Interface dataset entries
╔══
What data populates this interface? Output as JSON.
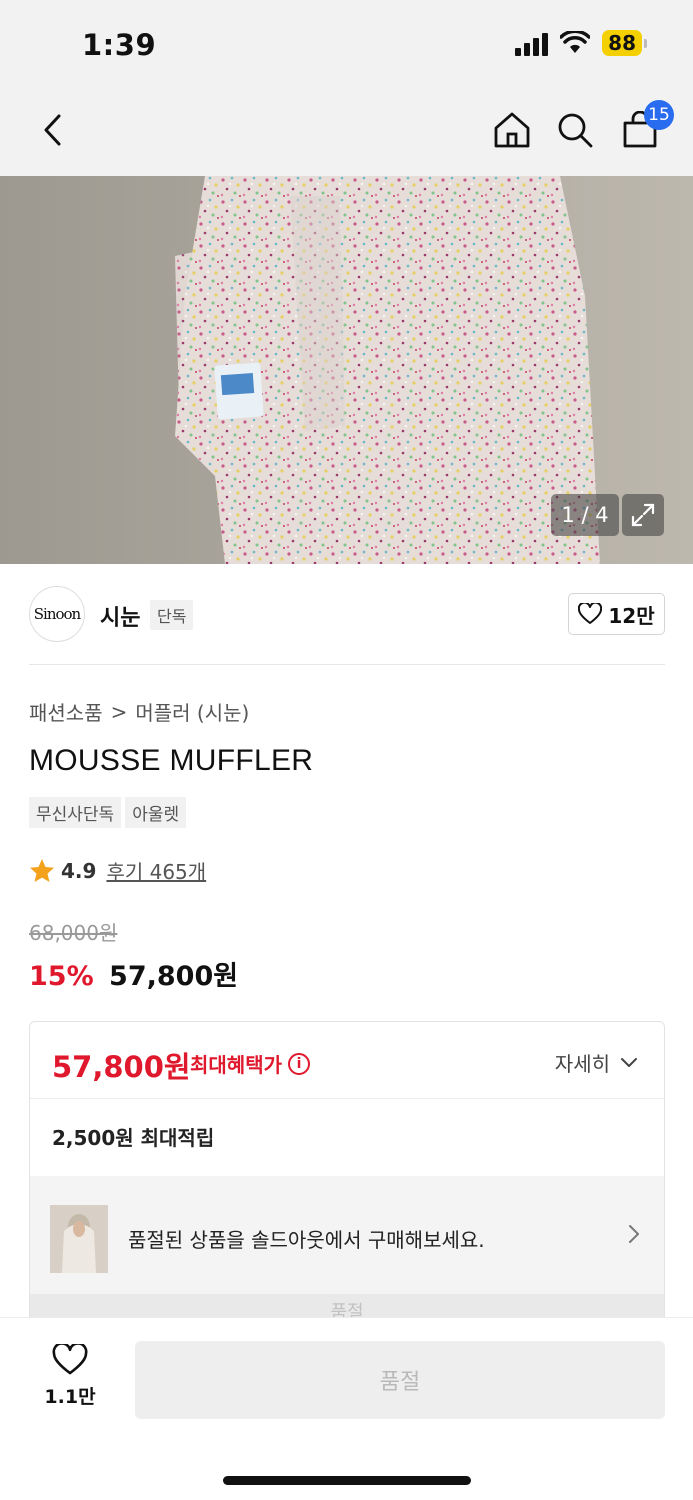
{
  "status_bar": {
    "time": "1:39",
    "battery": "88"
  },
  "nav": {
    "cart_count": "15"
  },
  "gallery": {
    "counter": "1 / 4"
  },
  "brand": {
    "logo_text": "Sinoon",
    "name": "시눈",
    "tag": "단독",
    "likes": "12만"
  },
  "breadcrumb": {
    "category": "패션소품",
    "separator": ">",
    "subcategory": "머플러 (시눈)"
  },
  "product": {
    "title": "MOUSSE MUFFLER",
    "tags": [
      "무신사단독",
      "아울렛"
    ],
    "rating": "4.9",
    "reviews": "후기 465개",
    "original_price": "68,000원",
    "discount": "15%",
    "sale_price": "57,800원"
  },
  "benefit": {
    "price": "57,800원",
    "label": "최대혜택가",
    "detail_label": "자세히",
    "points": "2,500원 최대적립",
    "soldout_message": "품절된 상품을 솔드아웃에서 구매해보세요.",
    "soldout_strip": "품절"
  },
  "bottom_bar": {
    "like_count": "1.1만",
    "buy_label": "품절"
  },
  "colors": {
    "accent_red": "#e0182d",
    "badge_blue": "#2a6cf0",
    "battery_yellow": "#f5d000"
  }
}
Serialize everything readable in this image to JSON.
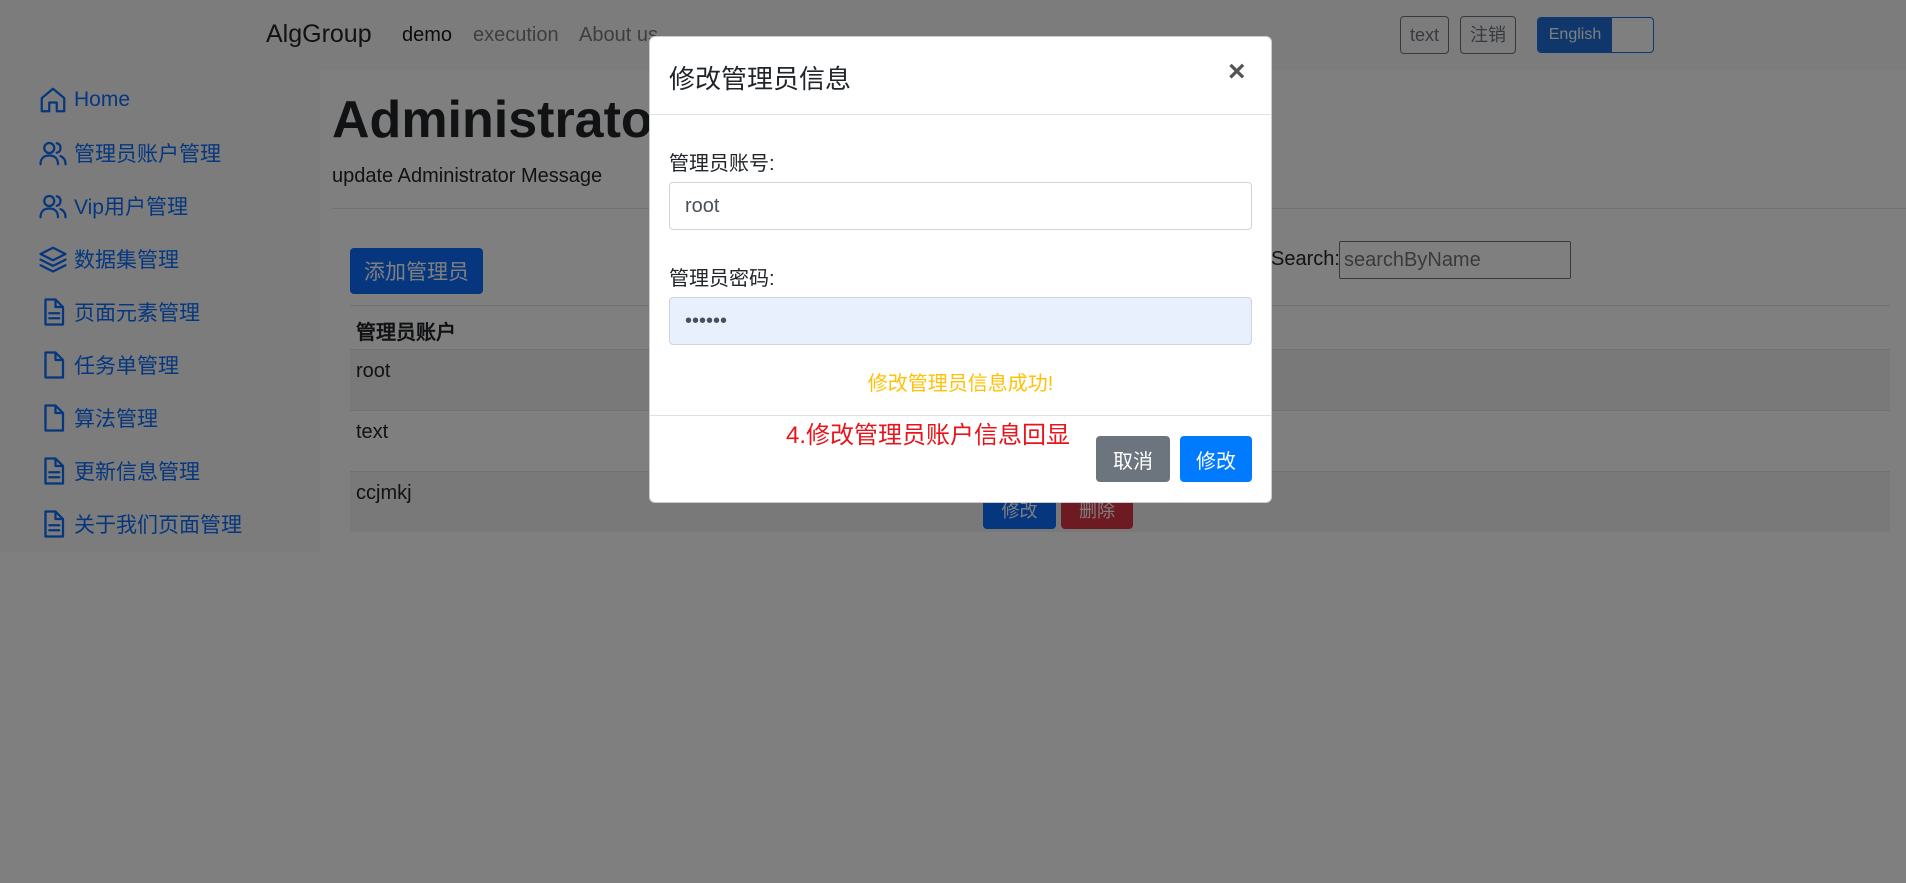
{
  "navbar": {
    "brand": "AlgGroup",
    "links": [
      "demo",
      "execution",
      "About us"
    ],
    "user_button": "text",
    "logout_button": "注销",
    "lang_on": "English"
  },
  "sidebar": {
    "items": [
      {
        "label": "Home",
        "icon": "home-icon"
      },
      {
        "label": "管理员账户管理",
        "icon": "users-icon"
      },
      {
        "label": "Vip用户管理",
        "icon": "users-icon"
      },
      {
        "label": "数据集管理",
        "icon": "layers-icon"
      },
      {
        "label": "页面元素管理",
        "icon": "file-text-icon"
      },
      {
        "label": "任务单管理",
        "icon": "file-icon"
      },
      {
        "label": "算法管理",
        "icon": "file-icon"
      },
      {
        "label": "更新信息管理",
        "icon": "file-text-icon"
      },
      {
        "label": "关于我们页面管理",
        "icon": "file-text-icon"
      }
    ]
  },
  "main": {
    "title": "Administrator",
    "subtitle": "update Administrator Message",
    "add_button": "添加管理员",
    "search_label": "Search:",
    "search_placeholder": "searchByName",
    "table": {
      "header": "管理员账户",
      "rows": [
        "root",
        "text",
        "ccjmkj"
      ],
      "edit_label": "修改",
      "delete_label": "删除"
    }
  },
  "modal": {
    "title": "修改管理员信息",
    "close": "×",
    "account_label": "管理员账号:",
    "account_value": "root",
    "password_label": "管理员密码:",
    "password_value": "••••••",
    "success_message": "修改管理员信息成功!",
    "annotation": "4.修改管理员账户信息回显",
    "cancel_button": "取消",
    "submit_button": "修改"
  },
  "colors": {
    "primary": "#0d6efd",
    "danger": "#dc3545",
    "secondary": "#6c757d",
    "warning": "#ffc107",
    "annotation": "#e8141b"
  }
}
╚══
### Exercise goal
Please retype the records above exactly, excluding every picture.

### Solution for this problem
What data populates this interface? Output as JSON.
{
  "status_bar": {
    "time": "1:39",
    "battery": "88"
  },
  "nav": {
    "cart_count": "15"
  },
  "gallery": {
    "counter": "1 / 4"
  },
  "brand": {
    "logo_text": "Sinoon",
    "name": "시눈",
    "tag": "단독",
    "likes": "12만"
  },
  "breadcrumb": {
    "category": "패션소품",
    "separator": ">",
    "subcategory": "머플러 (시눈)"
  },
  "product": {
    "title": "MOUSSE MUFFLER",
    "tags": [
      "무신사단독",
      "아울렛"
    ],
    "rating": "4.9",
    "reviews": "후기 465개",
    "original_price": "68,000원",
    "discount": "15%",
    "sale_price": "57,800원"
  },
  "benefit": {
    "price": "57,800원",
    "label": "최대혜택가",
    "detail_label": "자세히",
    "points": "2,500원 최대적립",
    "soldout_message": "품절된 상품을 솔드아웃에서 구매해보세요.",
    "soldout_strip": "품절"
  },
  "bottom_bar": {
    "like_count": "1.1만",
    "buy_label": "품절"
  },
  "colors": {
    "accent_red": "#e0182d",
    "badge_blue": "#2a6cf0",
    "battery_yellow": "#f5d000"
  }
}
Serialize everything readable in this image to JSON.
{
  "navbar": {
    "brand": "AlgGroup",
    "links": [
      "demo",
      "execution",
      "About us"
    ],
    "user_button": "text",
    "logout_button": "注销",
    "lang_on": "English"
  },
  "sidebar": {
    "items": [
      {
        "label": "Home",
        "icon": "home-icon"
      },
      {
        "label": "管理员账户管理",
        "icon": "users-icon"
      },
      {
        "label": "Vip用户管理",
        "icon": "users-icon"
      },
      {
        "label": "数据集管理",
        "icon": "layers-icon"
      },
      {
        "label": "页面元素管理",
        "icon": "file-text-icon"
      },
      {
        "label": "任务单管理",
        "icon": "file-icon"
      },
      {
        "label": "算法管理",
        "icon": "file-icon"
      },
      {
        "label": "更新信息管理",
        "icon": "file-text-icon"
      },
      {
        "label": "关于我们页面管理",
        "icon": "file-text-icon"
      }
    ]
  },
  "main": {
    "title": "Administrator",
    "subtitle": "update Administrator Message",
    "add_button": "添加管理员",
    "search_label": "Search:",
    "search_placeholder": "searchByName",
    "table": {
      "header": "管理员账户",
      "rows": [
        "root",
        "text",
        "ccjmkj"
      ],
      "edit_label": "修改",
      "delete_label": "删除"
    }
  },
  "modal": {
    "title": "修改管理员信息",
    "close": "×",
    "account_label": "管理员账号:",
    "account_value": "root",
    "password_label": "管理员密码:",
    "password_value": "••••••",
    "success_message": "修改管理员信息成功!",
    "annotation": "4.修改管理员账户信息回显",
    "cancel_button": "取消",
    "submit_button": "修改"
  },
  "colors": {
    "primary": "#0d6efd",
    "danger": "#dc3545",
    "secondary": "#6c757d",
    "warning": "#ffc107",
    "annotation": "#e8141b"
  }
}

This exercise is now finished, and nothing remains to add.